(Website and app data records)
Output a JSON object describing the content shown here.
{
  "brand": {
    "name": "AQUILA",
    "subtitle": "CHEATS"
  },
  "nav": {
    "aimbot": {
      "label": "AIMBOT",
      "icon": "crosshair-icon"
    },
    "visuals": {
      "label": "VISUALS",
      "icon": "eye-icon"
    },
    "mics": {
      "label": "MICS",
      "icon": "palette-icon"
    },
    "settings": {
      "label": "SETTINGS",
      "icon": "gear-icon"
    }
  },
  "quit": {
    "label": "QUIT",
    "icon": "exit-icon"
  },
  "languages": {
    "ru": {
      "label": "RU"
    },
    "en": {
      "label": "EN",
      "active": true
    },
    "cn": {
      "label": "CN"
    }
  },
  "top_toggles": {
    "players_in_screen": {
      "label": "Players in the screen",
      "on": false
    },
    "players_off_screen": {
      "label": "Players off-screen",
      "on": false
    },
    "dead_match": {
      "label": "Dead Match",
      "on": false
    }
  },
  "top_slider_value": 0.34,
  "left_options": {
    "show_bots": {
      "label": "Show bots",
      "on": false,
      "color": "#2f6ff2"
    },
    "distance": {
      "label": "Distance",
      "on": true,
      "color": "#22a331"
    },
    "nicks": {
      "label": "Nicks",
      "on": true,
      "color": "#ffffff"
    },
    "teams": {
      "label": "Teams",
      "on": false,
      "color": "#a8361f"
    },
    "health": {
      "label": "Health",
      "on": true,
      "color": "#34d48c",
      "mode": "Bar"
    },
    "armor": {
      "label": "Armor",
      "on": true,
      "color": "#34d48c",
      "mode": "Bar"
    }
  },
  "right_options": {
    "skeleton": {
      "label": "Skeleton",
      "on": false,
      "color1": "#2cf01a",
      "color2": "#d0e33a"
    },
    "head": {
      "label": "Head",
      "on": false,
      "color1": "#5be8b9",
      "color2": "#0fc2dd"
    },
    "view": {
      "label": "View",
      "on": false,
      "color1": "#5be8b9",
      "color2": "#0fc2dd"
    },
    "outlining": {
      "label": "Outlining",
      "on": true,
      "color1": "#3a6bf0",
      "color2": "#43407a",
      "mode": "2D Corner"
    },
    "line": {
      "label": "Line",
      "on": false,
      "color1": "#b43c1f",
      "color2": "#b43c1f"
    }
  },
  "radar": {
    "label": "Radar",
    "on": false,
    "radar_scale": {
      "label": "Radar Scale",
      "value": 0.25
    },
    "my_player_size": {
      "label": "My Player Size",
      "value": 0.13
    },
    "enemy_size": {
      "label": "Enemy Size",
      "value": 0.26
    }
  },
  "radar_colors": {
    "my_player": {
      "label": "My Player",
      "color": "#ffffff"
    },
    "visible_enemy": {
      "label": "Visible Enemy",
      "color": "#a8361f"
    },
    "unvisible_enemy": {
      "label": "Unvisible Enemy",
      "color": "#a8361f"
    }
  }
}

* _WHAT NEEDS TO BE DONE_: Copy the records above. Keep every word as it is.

* _ANSWER TO THE EXERCISE_:
Output a JSON object describing the content shown here.
{
  "brand": {
    "name": "AQUILA",
    "subtitle": "CHEATS"
  },
  "nav": {
    "aimbot": {
      "label": "AIMBOT",
      "icon": "crosshair-icon"
    },
    "visuals": {
      "label": "VISUALS",
      "icon": "eye-icon"
    },
    "mics": {
      "label": "MICS",
      "icon": "palette-icon"
    },
    "settings": {
      "label": "SETTINGS",
      "icon": "gear-icon"
    }
  },
  "quit": {
    "label": "QUIT",
    "icon": "exit-icon"
  },
  "languages": {
    "ru": {
      "label": "RU"
    },
    "en": {
      "label": "EN",
      "active": true
    },
    "cn": {
      "label": "CN"
    }
  },
  "top_toggles": {
    "players_in_screen": {
      "label": "Players in the screen",
      "on": false
    },
    "players_off_screen": {
      "label": "Players off-screen",
      "on": false
    },
    "dead_match": {
      "label": "Dead Match",
      "on": false
    }
  },
  "top_slider_value": 0.34,
  "left_options": {
    "show_bots": {
      "label": "Show bots",
      "on": false,
      "color": "#2f6ff2"
    },
    "distance": {
      "label": "Distance",
      "on": true,
      "color": "#22a331"
    },
    "nicks": {
      "label": "Nicks",
      "on": true,
      "color": "#ffffff"
    },
    "teams": {
      "label": "Teams",
      "on": false,
      "color": "#a8361f"
    },
    "health": {
      "label": "Health",
      "on": true,
      "color": "#34d48c",
      "mode": "Bar"
    },
    "armor": {
      "label": "Armor",
      "on": true,
      "color": "#34d48c",
      "mode": "Bar"
    }
  },
  "right_options": {
    "skeleton": {
      "label": "Skeleton",
      "on": false,
      "color1": "#2cf01a",
      "color2": "#d0e33a"
    },
    "head": {
      "label": "Head",
      "on": false,
      "color1": "#5be8b9",
      "color2": "#0fc2dd"
    },
    "view": {
      "label": "View",
      "on": false,
      "color1": "#5be8b9",
      "color2": "#0fc2dd"
    },
    "outlining": {
      "label": "Outlining",
      "on": true,
      "color1": "#3a6bf0",
      "color2": "#43407a",
      "mode": "2D Corner"
    },
    "line": {
      "label": "Line",
      "on": false,
      "color1": "#b43c1f",
      "color2": "#b43c1f"
    }
  },
  "radar": {
    "label": "Radar",
    "on": false,
    "radar_scale": {
      "label": "Radar Scale",
      "value": 0.25
    },
    "my_player_size": {
      "label": "My Player Size",
      "value": 0.13
    },
    "enemy_size": {
      "label": "Enemy Size",
      "value": 0.26
    }
  },
  "radar_colors": {
    "my_player": {
      "label": "My Player",
      "color": "#ffffff"
    },
    "visible_enemy": {
      "label": "Visible Enemy",
      "color": "#a8361f"
    },
    "unvisible_enemy": {
      "label": "Unvisible Enemy",
      "color": "#a8361f"
    }
  }
}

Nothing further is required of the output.